◆ **Task instructions**
Without including any images, output the listing below exactly.
►
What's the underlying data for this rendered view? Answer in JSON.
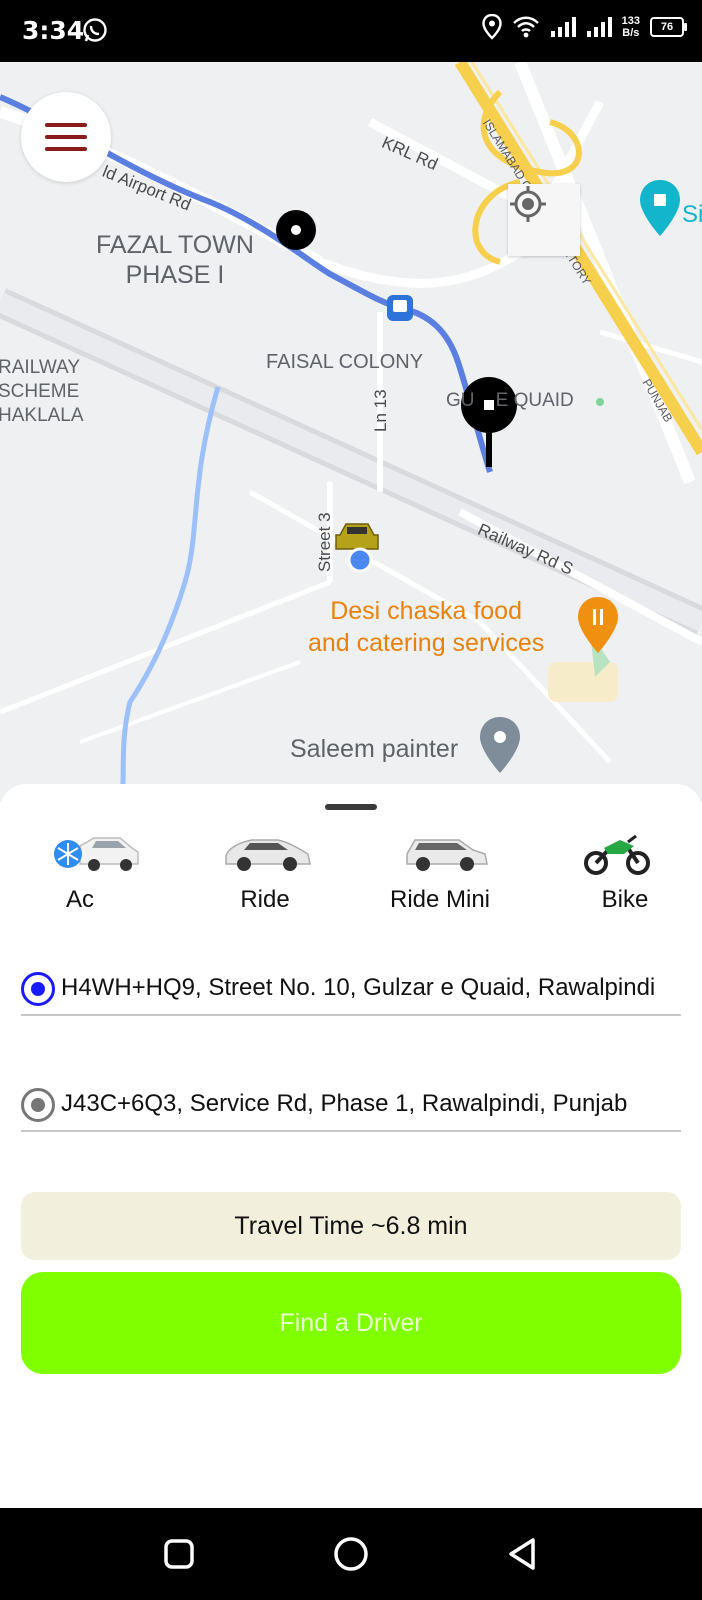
{
  "status_bar": {
    "time": "3:34",
    "speed_value": "133",
    "speed_unit": "B/s",
    "battery": "76",
    "icons": [
      "whatsapp-icon",
      "location-pin-icon",
      "wifi-icon",
      "signal-icon",
      "signal-icon"
    ]
  },
  "map": {
    "labels": {
      "airport_rd": "ld Airport Rd",
      "krl_rd": "KRL Rd",
      "fazal_town_1": "FAZAL TOWN",
      "fazal_town_2": "PHASE I",
      "railway_1": "RAILWAY",
      "railway_2": "SCHEME",
      "railway_3": "HAKLALA",
      "faisal_colony": "FAISAL COLONY",
      "ln13": "Ln 13",
      "gulzar_quaid": "GU    E QUAID",
      "street3": "Street 3",
      "railway_rd_s": "Railway Rd S",
      "islamabad": "ISLAMABAD CAPITAL TERRITORY",
      "punjab": "PUNJAB",
      "si": "Si",
      "desi_1": "Desi chaska food",
      "desi_2": "and catering services",
      "saleem": "Saleem painter"
    },
    "colors": {
      "route": "#5b7fe0",
      "highway": "#f6cf4c",
      "water": "#9cc0f9",
      "poi_food": "#e8820c"
    }
  },
  "vehicles": [
    {
      "label": "Ac",
      "icon": "ac-car-icon"
    },
    {
      "label": "Ride",
      "icon": "car-icon"
    },
    {
      "label": "Ride Mini",
      "icon": "mini-car-icon"
    },
    {
      "label": "Bike",
      "icon": "motorbike-icon"
    }
  ],
  "pickup": {
    "address": "H4WH+HQ9, Street No. 10, Gulzar e Quaid, Rawalpindi"
  },
  "dropoff": {
    "address": "J43C+6Q3, Service Rd, Phase 1, Rawalpindi, Punjab"
  },
  "travel_time": "Travel Time ~6.8 min",
  "find_driver_label": "Find a Driver",
  "accent_colors": {
    "menu": "#8b1a1a",
    "button": "#80ff00",
    "travel_bg": "#f2f0dc",
    "radio_active": "#1a1aff"
  }
}
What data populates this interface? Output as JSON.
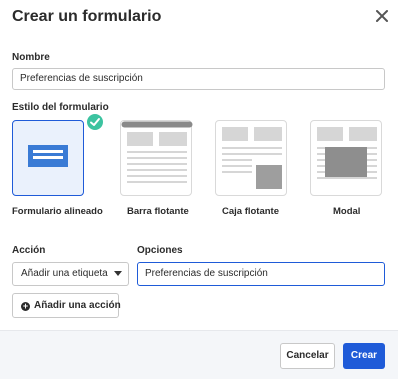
{
  "dialog": {
    "title": "Crear un formulario"
  },
  "name_field": {
    "label": "Nombre",
    "value": "Preferencias de suscripción"
  },
  "style_section": {
    "label": "Estilo del formulario",
    "selected": "Formulario alineado",
    "options": [
      {
        "label": "Formulario alineado",
        "icon": "inline-form-icon"
      },
      {
        "label": "Barra flotante",
        "icon": "floating-bar-icon"
      },
      {
        "label": "Caja flotante",
        "icon": "floating-box-icon"
      },
      {
        "label": "Modal",
        "icon": "modal-icon"
      }
    ]
  },
  "action_field": {
    "label": "Acción",
    "value": "Añadir una etiqueta"
  },
  "options_field": {
    "label": "Opciones",
    "value": "Preferencias de suscripción"
  },
  "add_action": {
    "label": "Añadir una acción"
  },
  "footer": {
    "cancel_label": "Cancelar",
    "create_label": "Crear"
  },
  "colors": {
    "primary": "#1f5bd8",
    "success": "#3cc3a0",
    "thumb_gray": "#d6d6d6"
  }
}
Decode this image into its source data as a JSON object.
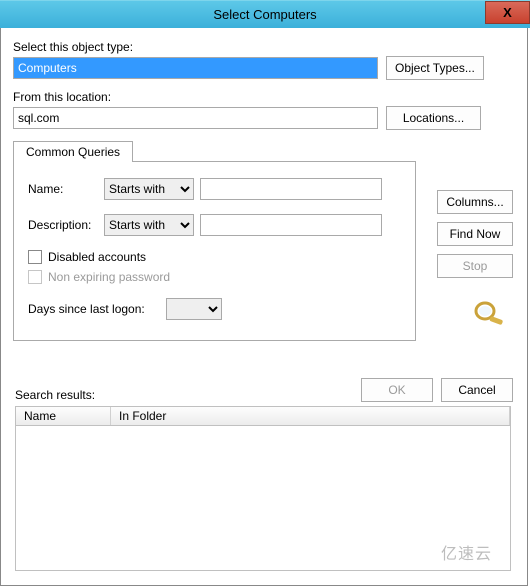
{
  "title": "Select Computers",
  "closeGlyph": "X",
  "objectType": {
    "label": "Select this object type:",
    "value": "Computers",
    "button": "Object Types..."
  },
  "location": {
    "label": "From this location:",
    "value": "sql.com",
    "button": "Locations..."
  },
  "tab": {
    "label": "Common Queries",
    "nameLabel": "Name:",
    "descLabel": "Description:",
    "startsWith": "Starts with",
    "nameValue": "",
    "descValue": "",
    "disabledAccounts": "Disabled accounts",
    "nonExpiring": "Non expiring password",
    "daysLabel": "Days since last logon:",
    "daysValue": ""
  },
  "sideButtons": {
    "columns": "Columns...",
    "findNow": "Find Now",
    "stop": "Stop"
  },
  "okcancel": {
    "ok": "OK",
    "cancel": "Cancel"
  },
  "results": {
    "label": "Search results:",
    "colName": "Name",
    "colFolder": "In Folder"
  },
  "watermark": "亿速云"
}
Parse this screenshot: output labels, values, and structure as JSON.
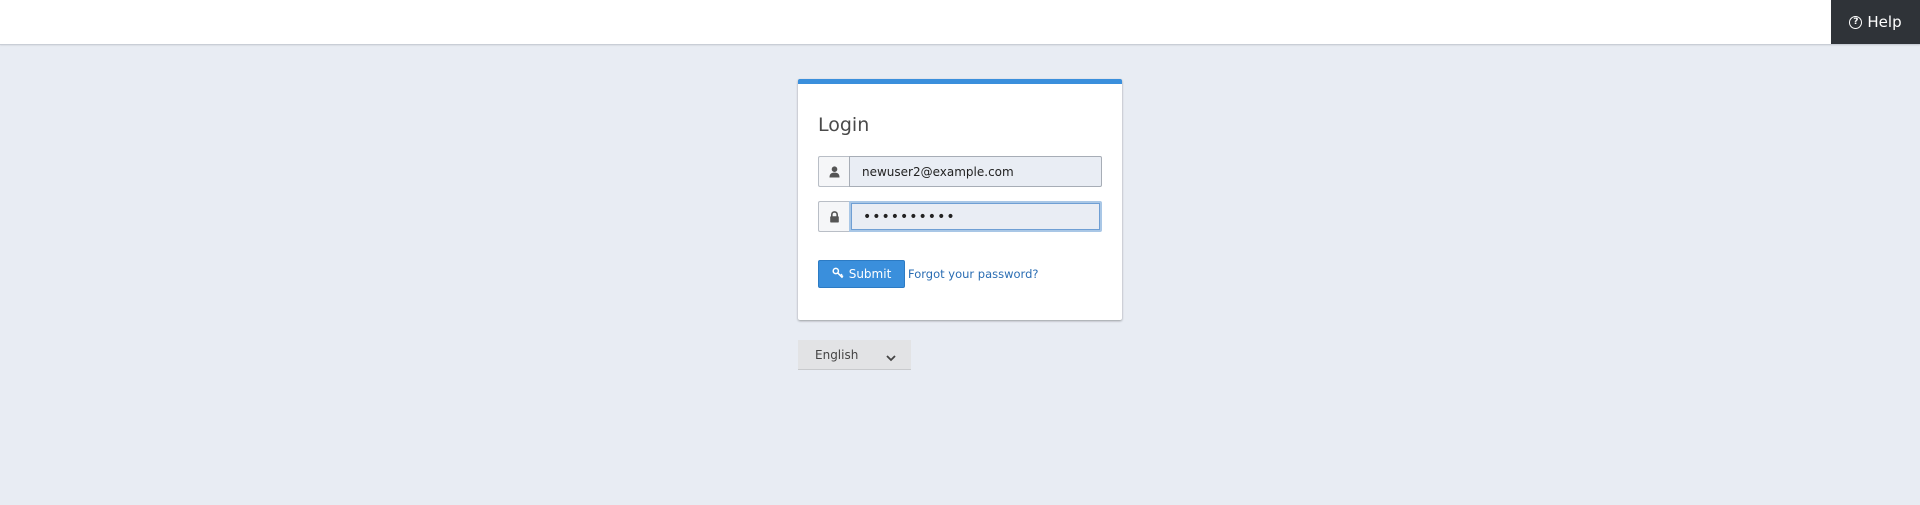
{
  "header": {
    "help_label": "Help"
  },
  "login": {
    "title": "Login",
    "email_value": "newuser2@example.com",
    "password_value": "••••••••••",
    "submit_label": "Submit",
    "forgot_label": "Forgot your password?"
  },
  "language": {
    "selected": "English"
  },
  "colors": {
    "accent": "#3a8fdc",
    "background": "#e8ecf3",
    "help_bg": "#2f3338",
    "link": "#2a6db3"
  },
  "icons": {
    "help": "question-circle-icon",
    "user": "user-icon",
    "lock": "lock-icon",
    "submit": "key-icon",
    "select": "chevron-down-icon"
  }
}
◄
◆ **Solution to this task**
What's the underlying data for this rendered view? Answer in JSON.
{
  "status_bar": {
    "time": "3:34",
    "speed_value": "133",
    "speed_unit": "B/s",
    "battery": "76",
    "icons": [
      "whatsapp-icon",
      "location-pin-icon",
      "wifi-icon",
      "signal-icon",
      "signal-icon"
    ]
  },
  "map": {
    "labels": {
      "airport_rd": "ld Airport Rd",
      "krl_rd": "KRL Rd",
      "fazal_town_1": "FAZAL TOWN",
      "fazal_town_2": "PHASE I",
      "railway_1": "RAILWAY",
      "railway_2": "SCHEME",
      "railway_3": "HAKLALA",
      "faisal_colony": "FAISAL COLONY",
      "ln13": "Ln 13",
      "gulzar_quaid": "GU    E QUAID",
      "street3": "Street 3",
      "railway_rd_s": "Railway Rd S",
      "islamabad": "ISLAMABAD CAPITAL TERRITORY",
      "punjab": "PUNJAB",
      "si": "Si",
      "desi_1": "Desi chaska food",
      "desi_2": "and catering services",
      "saleem": "Saleem painter"
    },
    "colors": {
      "route": "#5b7fe0",
      "highway": "#f6cf4c",
      "water": "#9cc0f9",
      "poi_food": "#e8820c"
    }
  },
  "vehicles": [
    {
      "label": "Ac",
      "icon": "ac-car-icon"
    },
    {
      "label": "Ride",
      "icon": "car-icon"
    },
    {
      "label": "Ride Mini",
      "icon": "mini-car-icon"
    },
    {
      "label": "Bike",
      "icon": "motorbike-icon"
    }
  ],
  "pickup": {
    "address": "H4WH+HQ9, Street No. 10, Gulzar e Quaid, Rawalpindi"
  },
  "dropoff": {
    "address": "J43C+6Q3, Service Rd, Phase 1, Rawalpindi, Punjab"
  },
  "travel_time": "Travel Time ~6.8 min",
  "find_driver_label": "Find a Driver",
  "accent_colors": {
    "menu": "#8b1a1a",
    "button": "#80ff00",
    "travel_bg": "#f2f0dc",
    "radio_active": "#1a1aff"
  }
}
What data populates this interface? Output as JSON.
{
  "dialog": {
    "title": "Crear un formulario"
  },
  "name_field": {
    "label": "Nombre",
    "value": "Preferencias de suscripción"
  },
  "style_section": {
    "label": "Estilo del formulario",
    "selected": "Formulario alineado",
    "options": [
      {
        "label": "Formulario alineado",
        "icon": "inline-form-icon"
      },
      {
        "label": "Barra flotante",
        "icon": "floating-bar-icon"
      },
      {
        "label": "Caja flotante",
        "icon": "floating-box-icon"
      },
      {
        "label": "Modal",
        "icon": "modal-icon"
      }
    ]
  },
  "action_field": {
    "label": "Acción",
    "value": "Añadir una etiqueta"
  },
  "options_field": {
    "label": "Opciones",
    "value": "Preferencias de suscripción"
  },
  "add_action": {
    "label": "Añadir una acción"
  },
  "footer": {
    "cancel_label": "Cancelar",
    "create_label": "Crear"
  },
  "colors": {
    "primary": "#1f5bd8",
    "success": "#3cc3a0",
    "thumb_gray": "#d6d6d6"
  }
}
Decode this image into its source data as a JSON object.
{
  "title": "Select Computers",
  "closeGlyph": "X",
  "objectType": {
    "label": "Select this object type:",
    "value": "Computers",
    "button": "Object Types..."
  },
  "location": {
    "label": "From this location:",
    "value": "sql.com",
    "button": "Locations..."
  },
  "tab": {
    "label": "Common Queries",
    "nameLabel": "Name:",
    "descLabel": "Description:",
    "startsWith": "Starts with",
    "nameValue": "",
    "descValue": "",
    "disabledAccounts": "Disabled accounts",
    "nonExpiring": "Non expiring password",
    "daysLabel": "Days since last logon:",
    "daysValue": ""
  },
  "sideButtons": {
    "columns": "Columns...",
    "findNow": "Find Now",
    "stop": "Stop"
  },
  "okcancel": {
    "ok": "OK",
    "cancel": "Cancel"
  },
  "results": {
    "label": "Search results:",
    "colName": "Name",
    "colFolder": "In Folder"
  },
  "watermark": "亿速云"
}
Parse this screenshot: output labels, values, and structure as JSON.
{
  "header": {
    "help_label": "Help"
  },
  "login": {
    "title": "Login",
    "email_value": "newuser2@example.com",
    "password_value": "••••••••••",
    "submit_label": "Submit",
    "forgot_label": "Forgot your password?"
  },
  "language": {
    "selected": "English"
  },
  "colors": {
    "accent": "#3a8fdc",
    "background": "#e8ecf3",
    "help_bg": "#2f3338",
    "link": "#2a6db3"
  },
  "icons": {
    "help": "question-circle-icon",
    "user": "user-icon",
    "lock": "lock-icon",
    "submit": "key-icon",
    "select": "chevron-down-icon"
  }
}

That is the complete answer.